Here’s a short excerpt (from chapter 3):

The walk is eerily quiet. Crows caw, fog hangs low over the basketball courts. The prison is locked down. Programs have been canceled. With the exception of kitchen workers, none of the inmates can leave their dorms. Usually, lockdowns occur when there are major disturbances, but today, with some officers out for the holidays, guards say there just aren’t enough people to run the prison. (CCA says Winn was never put on lockdown due to staffing shortages.) The unit manager tells me to shadow one of the two floor officers, a burly white Marine veteran. His name is Jefferson, and as we walk the floor an inmate asks him what the lockdown is about. “You know half of the fucking people don’t want to work here,” Jefferson tells him. “We so short-staffed and shit, so most of the gates ain’t got officers.” He sighs dramatically. (CCA claims to have “no knowledge” of gates going unmanned at Winn.)

“It’s messed up,” the prisoner says.

“Man, it’s so fucked up it’s pitiful,” Jefferson replies. “The first thing the warden asked me [was] what would boost morale around here. The first two words out of my mouth: pay raise.” He takes a gulp of coffee from his travel mug.

“They do need to give y’all a pay raise,” the prisoner says.

It’s a story, in other words, of contemporary America—not just of private prisons (although it is an indictment of the growth of for-private incarceration), but also of the frustrations associated with the military-like occupation of U.S. streets (with an understanding of what that means for both the occupiers and the occupied).

The second article appeared in Tuesday’s New York Times, on the uneven recovery in Las Vegas, the epicenter of the housing crisis.
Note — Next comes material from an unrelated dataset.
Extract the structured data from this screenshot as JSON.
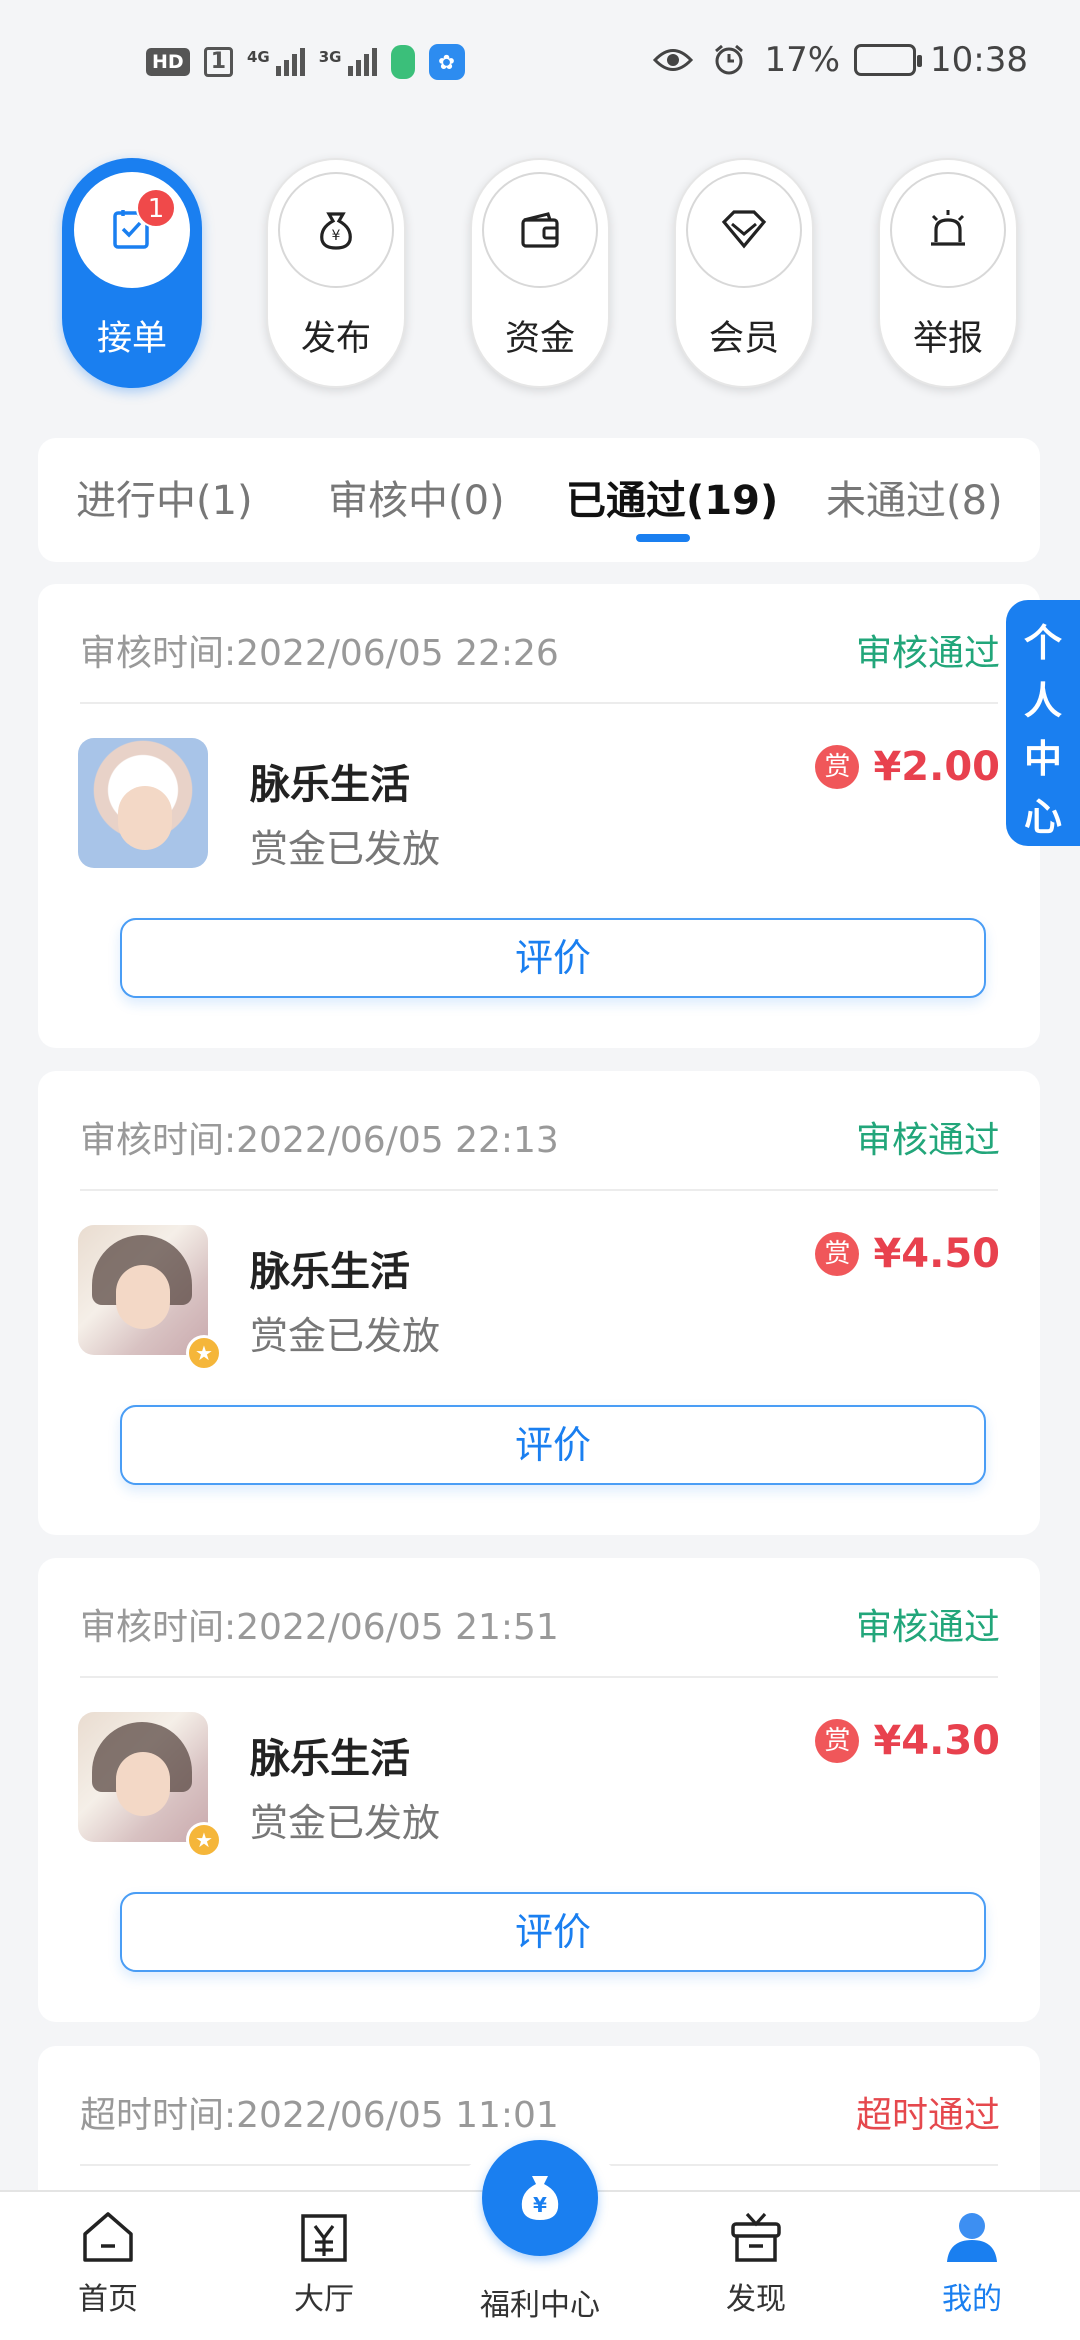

The story is very different, about middle-class people who couldn’t be more different from inmates and prison guards, who are suffering from being underwater on their mortgages and struggling to negotiate a sale to avoid foreclosure.

But I was struck by two similarities—of people imprisoned in their homes (because they can’t get out from under their high mortgage payments) and of the violence (real or perceived) of their once-prosperous housing developments. Consider the story of Michael Hutchings who, with his wife and their children, still lives in their 10-year-old dream home.

A Marine veteran, Mr. Hutchings is now a block captain for the neighborhood association near Sunrise Mountain, 10 miles east of the Strip. Like many residents of the scattered American cities where violent crime is rising, he got so concerned that he installed iron gates and 12 security cameras to watch over his 1-year-old son, Maxim, and 3-year-old daughter, Natalia, as they play. When he takes them to the park, he goes armed.

The inmates and guards of the Winn Correctional Center and the Las Vegas homeowners who still have not experienced a recovery from the crash of 2007-08 are, in their different ways, prisoners of the American Dream.